Now the bad news: The screenplay does not do justice to the performances. Rather than show the idyllic love between 11-year-old prodigy Nim Rusoe (Abigail Breslin), her dad Jack (a scientist, the other half of Butler’s dual role), and their menagerie of almost-human animals on an uncharted island, the screenplay hammers it home. Every scene between Breslin and Butler fairly oozes saccharine.
Plot centers on the unlikely convergence of a monsoon, which maroons Jack in mid ocean, the chance discovery of the island by a cruise ship crew who resemble modern day pirates, and Alexandra “Alex” Rover’s writer’s block. With Jack gone, Nim reads his emails and answers one from Alex, her favorite novelist. An email relationship develops almost overnight. There’s a catch. Nim believes that Alex Rover, the author, is the swashbuckling, Indiana Jones – style adventurer of novels. Nim does not know that ‘he” is a “she,” let alone a nutcase. With her island about to be invaded by tourists and her dad in danger, Nim begs Alex to travel half-way around the world to come to her aid.

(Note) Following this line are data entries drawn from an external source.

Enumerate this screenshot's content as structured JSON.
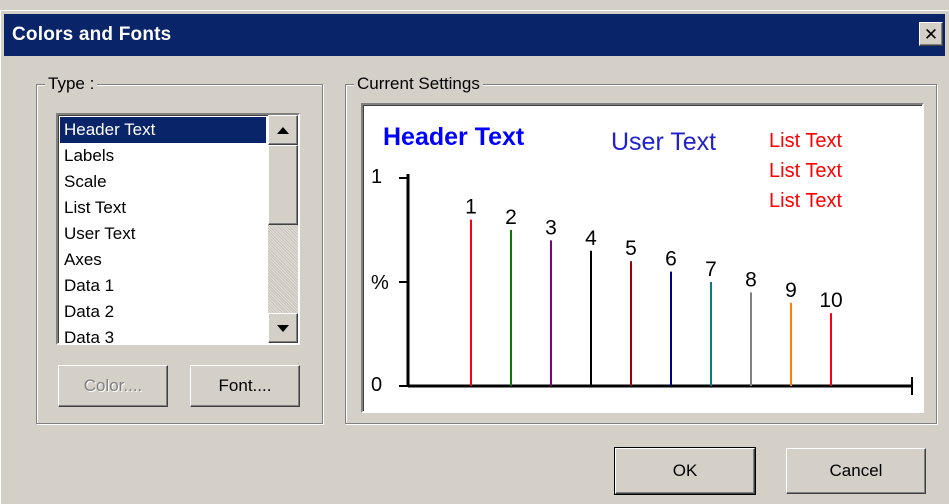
{
  "dialog": {
    "title": "Colors and Fonts",
    "close_glyph": "✕"
  },
  "type_group": {
    "label": "Type :",
    "items": [
      {
        "label": "Header Text",
        "selected": true
      },
      {
        "label": "Labels",
        "selected": false
      },
      {
        "label": "Scale",
        "selected": false
      },
      {
        "label": "List Text",
        "selected": false
      },
      {
        "label": "User Text",
        "selected": false
      },
      {
        "label": "Axes",
        "selected": false
      },
      {
        "label": "Data 1",
        "selected": false
      },
      {
        "label": "Data 2",
        "selected": false
      },
      {
        "label": "Data 3",
        "selected": false
      }
    ],
    "color_button": "Color....",
    "font_button": "Font...."
  },
  "settings_group": {
    "label": "Current Settings"
  },
  "preview": {
    "header_text": "Header Text",
    "user_text": "User Text",
    "list_texts": [
      "List Text",
      "List Text",
      "List Text"
    ],
    "y_top": "1",
    "y_mid": "%",
    "y_bottom": "0",
    "colors": {
      "header": "#0000ff",
      "user": "#2222cc",
      "list": "#ff0000"
    }
  },
  "chart_data": {
    "type": "bar",
    "categories": [
      "1",
      "2",
      "3",
      "4",
      "5",
      "6",
      "7",
      "8",
      "9",
      "10"
    ],
    "values": [
      0.8,
      0.75,
      0.7,
      0.65,
      0.6,
      0.55,
      0.5,
      0.45,
      0.4,
      0.35
    ],
    "colors": [
      "#ff0000",
      "#008000",
      "#800080",
      "#000000",
      "#a00000",
      "#000080",
      "#008080",
      "#808080",
      "#ff8000",
      "#ff0000"
    ],
    "ylim": [
      0,
      1
    ]
  },
  "footer": {
    "ok": "OK",
    "cancel": "Cancel"
  }
}
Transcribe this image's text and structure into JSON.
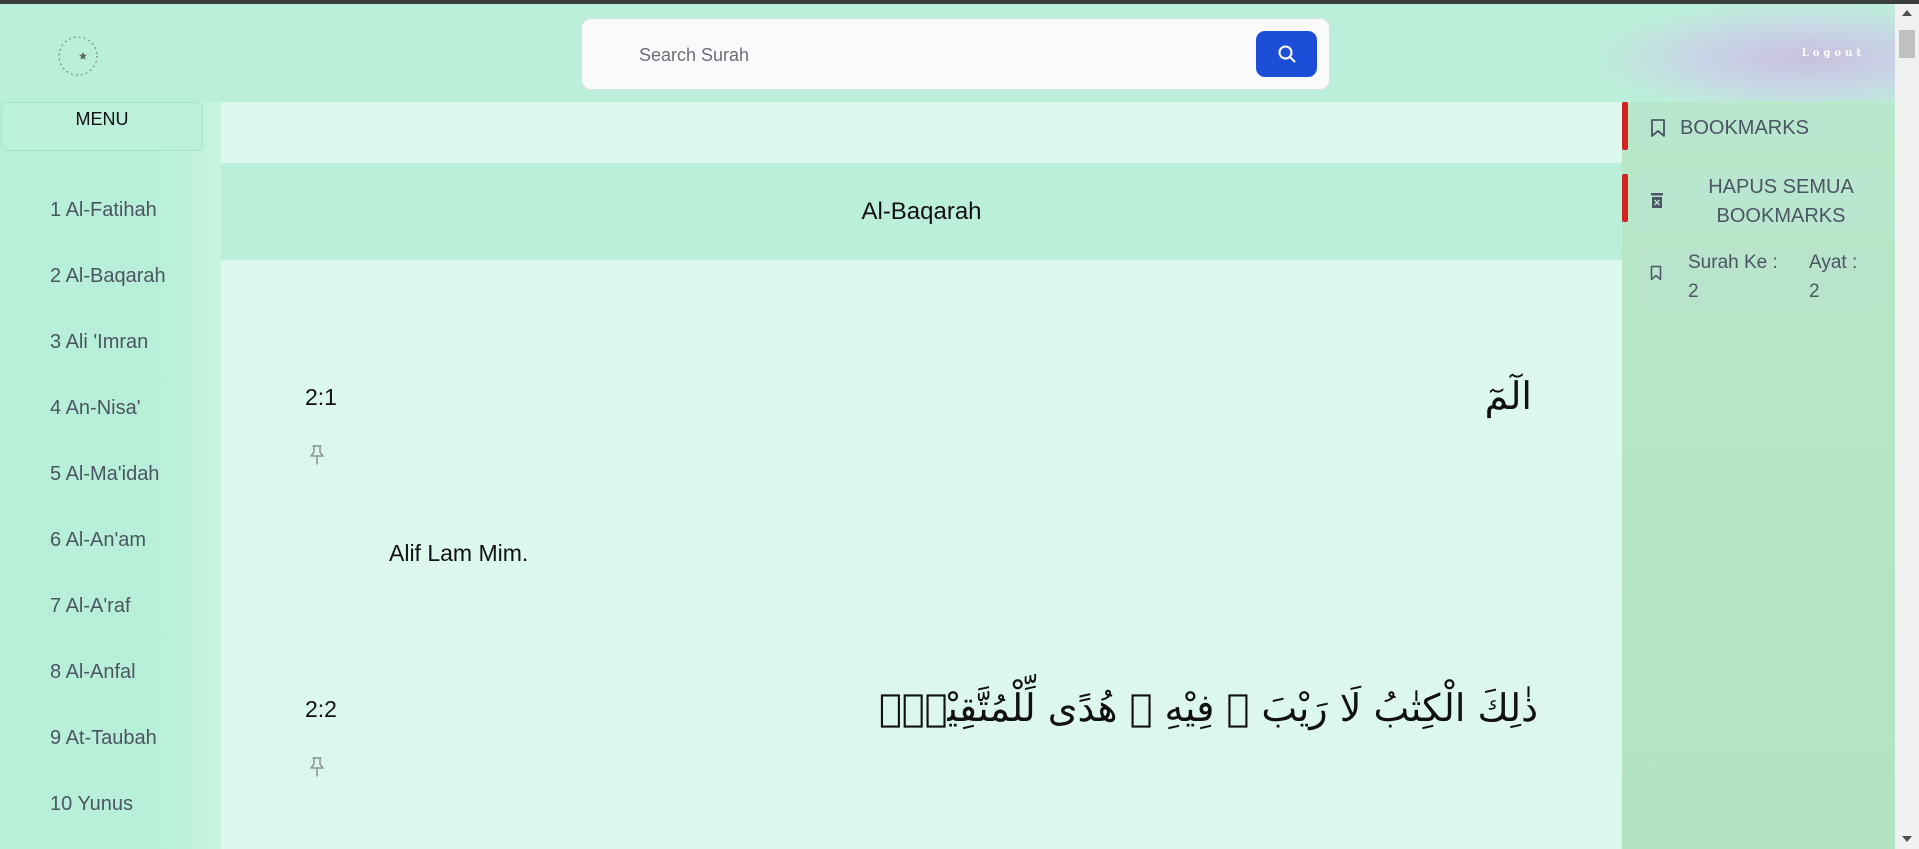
{
  "header": {
    "search_placeholder": "Search Surah",
    "logout_label": "Logout"
  },
  "sidebar": {
    "menu_label": "MENU",
    "surahs": [
      "1 Al-Fatihah",
      "2 Al-Baqarah",
      "3 Ali 'Imran",
      "4 An-Nisa'",
      "5 Al-Ma'idah",
      "6 Al-An'am",
      "7 Al-A'raf",
      "8 Al-Anfal",
      "9 At-Taubah",
      "10 Yunus"
    ]
  },
  "main": {
    "surah_title": "Al-Baqarah",
    "ayahs": [
      {
        "number": "2:1",
        "arabic": "الٓمٓ",
        "translation": "Alif Lam Mim."
      },
      {
        "number": "2:2",
        "arabic": "ذٰلِكَ الْكِتٰبُ لَا رَيْبَ ۛ فِيْهِ ۛ هُدًى لِّلْمُتَّقِيْنَۙ",
        "translation": ""
      }
    ]
  },
  "bookmarks_panel": {
    "bookmarks_label": "BOOKMARKS",
    "delete_all_label": "HAPUS SEMUA BOOKMARKS",
    "items": [
      {
        "surah_label": "Surah Ke :",
        "surah_value": "2",
        "ayah_label": "Ayat :",
        "ayah_value": "2"
      }
    ]
  },
  "colors": {
    "background": "#b9efd9",
    "content_bg": "#dcf7ec",
    "accent_blue": "#1d4ed8",
    "accent_red": "#d32222"
  },
  "icons": [
    "logo-icon",
    "search-icon",
    "pin-icon",
    "bookmark-icon",
    "trash-icon"
  ]
}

Challenged to overcome her fears, Alexandra’s inner conflict, played out with her alter ego, brings out just about every agoraphobic, obsessive compulsive joke that one can imagine, and Foster plays them to the hilt.
When the chips are down, Nim and Jack resort to the Mr. Wizardry that endeared the “MacGyver” TV show to a generation of kids. His mast broken by the monsoon, his boat leaking, Jack rigs a pump and fashions a propeller, turning his sailboat into an airboat. Nim enlists Selkie the sea lion to pass noxious gas near the tourists’ launch. She then catapults lizards onto their faces on the beach. Finally, she fakes a volcanic eruption – and gets a real one – to scare off the cruise ship crowd.
Expect PG-rated “Nim’s Island” to fare well with kids and fans of the novel.